[1673.—“A couple of pamerins, which are fine mantles.”—Fryer’s New Account, p. 79; also see 177; in 112 ramerin.

1766.—“… a lungee (see LOONGHEE) or clout, barely to cover their nakedness, and a pamree or loose mantle to throw over their shoulders, or to lye on upon the ground.”—Grose, 2nd ed. ii. 81.]

PANCHANGAM, s. Skt. = ‘quinque-partite.’ A native almanac in S. India is called so, because it contains information on five subjects, viz. Solar Days, Lunar Days, Asterisms, Yogas, and karanas (certain astrological divisions of the days of a month). Panchanga is used also, at least by Buchanan below, for the Brahman who keeps and interprets the almanac for the villagers. [This should be Skt. pañchangi.]

1612.—“Every year they make new almanacs for the eclipses of the Sun and of the Moon, and they have a perpetual one which serves to pronounce their auguries, and this they call Panchagão.”—Couto, V. vi. 4.

1651.—“The Bramins, in order to know the good and bad days, have made certain writings after the fashion of our Almanacks, and these they call Panjangam.”—Rogerius, 55. This author gives a specimen (pp. 63–69).

1800.—“No one without consulting the Panchanga, or almanac-keeper, knows when he is to perform the ceremonies of religion.”—Buchanan’s Mysore, &c., i. 234.

PANDAL, PENDAUL, s. A shed. Tamil. pandal, [Skt. bandh, ‘to bind’].

1651.—“… it is the custom in this country when there is a Bride in the house to set up before the door certain stakes somewhat taller than a man, and these are covered with lighter sticks on which foliage is put to make a shade. … This arrangement is called a Pandael in the country speech.”—Rogerius, 12.

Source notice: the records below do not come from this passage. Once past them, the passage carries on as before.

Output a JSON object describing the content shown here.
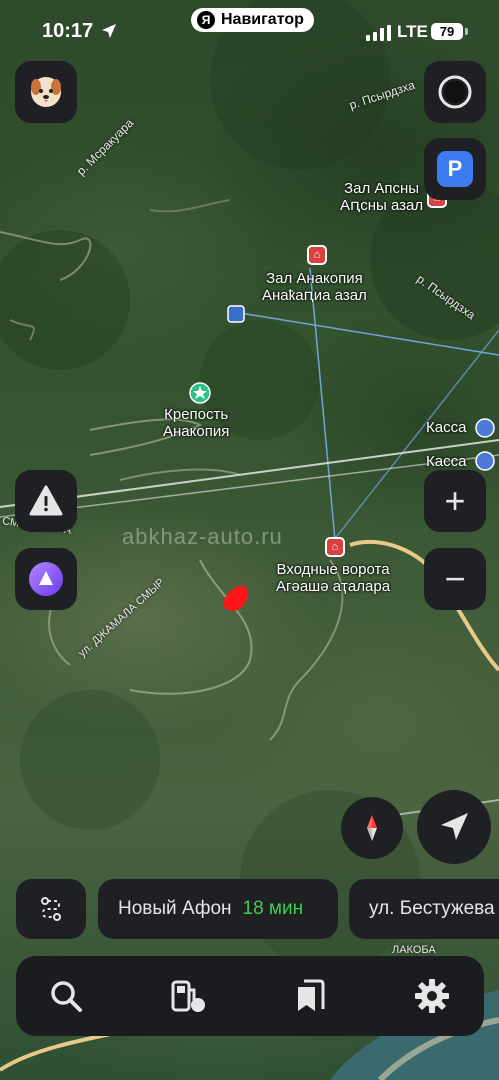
{
  "status_bar": {
    "time": "10:17",
    "network": "LTE",
    "battery": "79"
  },
  "app_header": {
    "logo_letter": "Я",
    "title": "Навигатор"
  },
  "map": {
    "watermark": "abkhaz-auto.ru",
    "labels": {
      "hall_apsny": "Зал Апсны",
      "hall_apsny_abkhaz": "Аԥсны азал",
      "hall_anakopia": "Зал Анакопия",
      "hall_anakopia_abkhaz": "Анаҟаԥиа азал",
      "fortress_line1": "Крепость",
      "fortress_line2": "Анакопия",
      "entrance_gate": "Входные ворота",
      "entrance_gate_abkhaz": "Агәашә аҭалара",
      "cashbox_1": "Касса",
      "cashbox_2": "Касса"
    },
    "streets": {
      "river_mrakuara": "р. Мсракуара",
      "river_psyrdzkha_top": "р. Псырдзха",
      "river_psyrdzkha_right": "р. Псырдзха",
      "imfa_street": "СМЫР ИМФА",
      "dzhamala_street": "ул. ДЖАМАЛА СМЫР",
      "lakoba_street": "ЛАКОБА"
    }
  },
  "controls": {
    "profile_icon": "dog-avatar-icon",
    "layers_icon": "circle-icon",
    "parking_label": "P",
    "alert_icon": "warning-icon",
    "alice_icon": "alice-icon",
    "zoom_in_label": "+",
    "zoom_out_label": "−",
    "compass_icon": "compass-icon",
    "locate_icon": "navigation-arrow-icon"
  },
  "route_bar": {
    "route_icon": "route-icon",
    "destination": "Новый Афон",
    "eta": "18 мин",
    "next_destination": "ул. Бестужева"
  },
  "bottom_bar": {
    "items": [
      "search-icon",
      "gas-station-icon",
      "bookmarks-icon",
      "settings-icon"
    ]
  },
  "colors": {
    "button_bg": "#1f2023",
    "eta_green": "#3fcf4a",
    "poi_red": "#d94040",
    "parking_blue": "#3d7cf0",
    "alice_purple": "#8a5cff"
  }
}
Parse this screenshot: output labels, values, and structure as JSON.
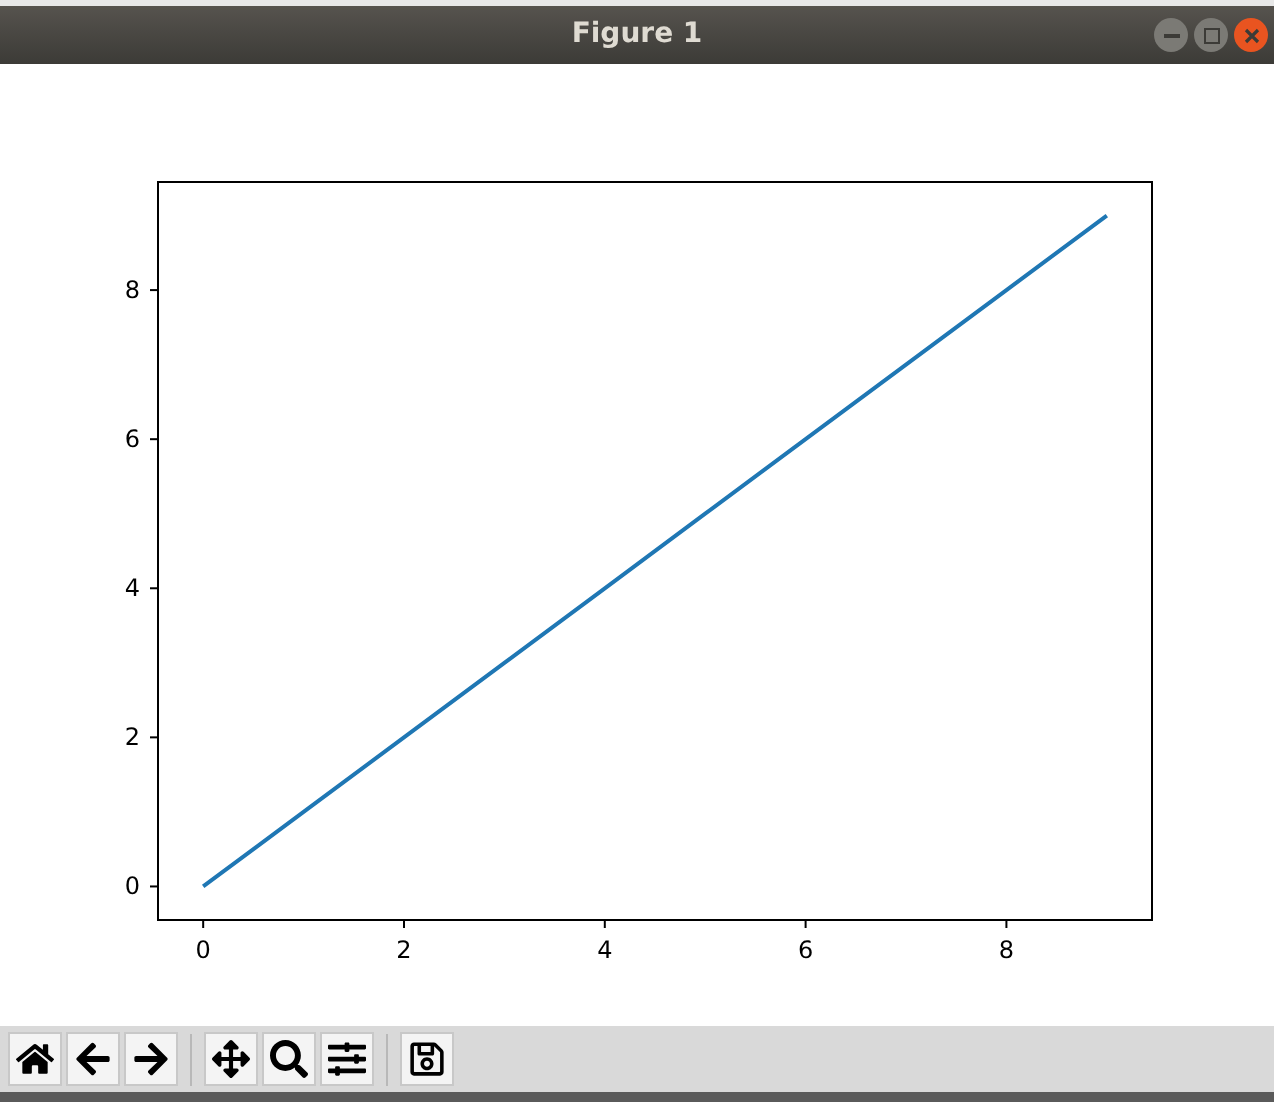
{
  "window": {
    "title": "Figure 1"
  },
  "figure": {
    "chart_data": {
      "type": "line",
      "x": [
        0,
        1,
        2,
        3,
        4,
        5,
        6,
        7,
        8,
        9
      ],
      "series": [
        {
          "color": "#1f77b4",
          "values": [
            0,
            1,
            2,
            3,
            4,
            5,
            6,
            7,
            8,
            9
          ]
        }
      ],
      "xlim": [
        -0.45,
        9.45
      ],
      "ylim": [
        -0.45,
        9.45
      ],
      "xticks": [
        0,
        2,
        4,
        6,
        8
      ],
      "yticks": [
        0,
        2,
        4,
        6,
        8
      ]
    }
  }
}
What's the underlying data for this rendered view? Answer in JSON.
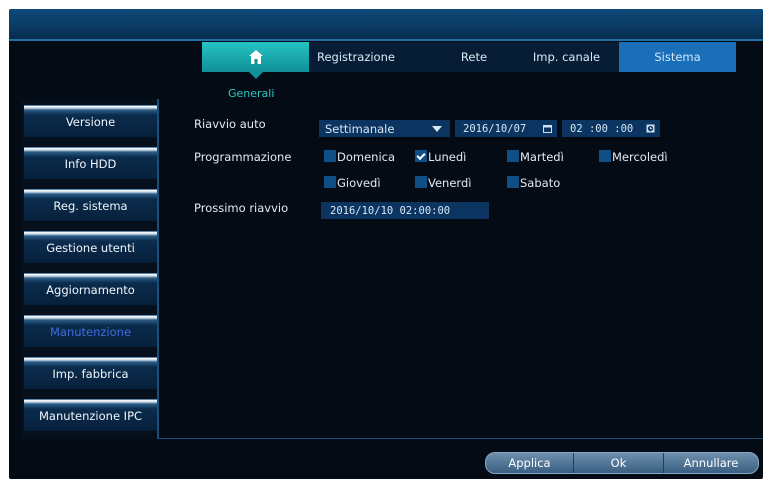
{
  "tabs": [
    {
      "label": ""
    },
    {
      "label": "Registrazione"
    },
    {
      "label": "Rete"
    },
    {
      "label": "Imp. canale"
    },
    {
      "label": "Sistema"
    }
  ],
  "home_icon": "home-icon",
  "section_title": "Generali",
  "sidebar": {
    "items": [
      {
        "label": "Versione"
      },
      {
        "label": "Info HDD"
      },
      {
        "label": "Reg. sistema"
      },
      {
        "label": "Gestione utenti"
      },
      {
        "label": "Aggiornamento"
      },
      {
        "label": "Manutenzione"
      },
      {
        "label": "Imp. fabbrica"
      },
      {
        "label": "Manutenzione IPC"
      }
    ],
    "active": "Manutenzione"
  },
  "form": {
    "riavvio_label": "Riavvio auto",
    "riavvio_value": "Settimanale",
    "date_value": "2016/10/07",
    "time_value": "02 :00 :00",
    "programmazione_label": "Programmazione",
    "days": [
      {
        "label": "Domenica",
        "checked": false
      },
      {
        "label": "Lunedì",
        "checked": true
      },
      {
        "label": "Martedì",
        "checked": false
      },
      {
        "label": "Mercoledì",
        "checked": false
      },
      {
        "label": "Giovedì",
        "checked": false
      },
      {
        "label": "Venerdì",
        "checked": false
      },
      {
        "label": "Sabato",
        "checked": false
      }
    ],
    "prossimo_label": "Prossimo riavvio",
    "prossimo_value": "2016/10/10 02:00:00"
  },
  "buttons": {
    "apply": "Applica",
    "ok": "Ok",
    "cancel": "Annullare"
  },
  "colors": {
    "accent_teal": "#25c4c2",
    "tab_active": "#1a6fb8",
    "active_sidebar_text": "#3f6be0",
    "background": "#050b14"
  }
}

1717.—“Water-Bandels, which are little sheds for the Conveniency of drinking Water.”—Phillips’s Account, 19.

1745.—“Je suivis la procession d’un peu loin, et arrivé aux sepultures, j’y vis un pandel ou tente dressée, sur la fosse du defunt; elle était ornée de branches de figuier, de toiles peintes, &c. L’intérieur était garnie de petites lampes allumées.”—Norbert, Mémoires, iii. 32.

1781.—“Les gens riches font construir devant leur porte un autre pendal.”—Sonnerat, ed. 1782, i. 134.

1800.—“I told the farmer that, as I meant to make him pay his full rent, I could not take his fowl and milk without paying for them; and that I would not enter his pundull, because he had not paid the labourers who made it.”—Letter of Sir T. Munro, in Life, i. 283.

1814.—“There I beheld, assembled in the same pandaul, or reposing under the friendly banian-tree, the Gosannee (see GOSAIN) in a state of nudity, the Yogee (see JOGEE) with a lark or paroquet his sole companion for a thousand miles.”—Forbes, Or. Mem. ii. 465; [2nd ed. ii. 72. In ii. 109 he writes Pendall].

1815.—“Pandauls were erected opposite the two principal fords on the river, where under my medical superintendence skilful natives provided with eau-de-luce and other remedies were constantly stationed.”—Dr. M‘Kenzie, in Asiatic Researches, xiii. 329.

  By PanEris using Melati.

Previous chapter Back Home Email this Search Discuss Bookmark Next chapter/page
Copyright: All texts on Bibliomania are © Ltd, and may not be reproduced in any form without our written permission.
See our FAQ for more details.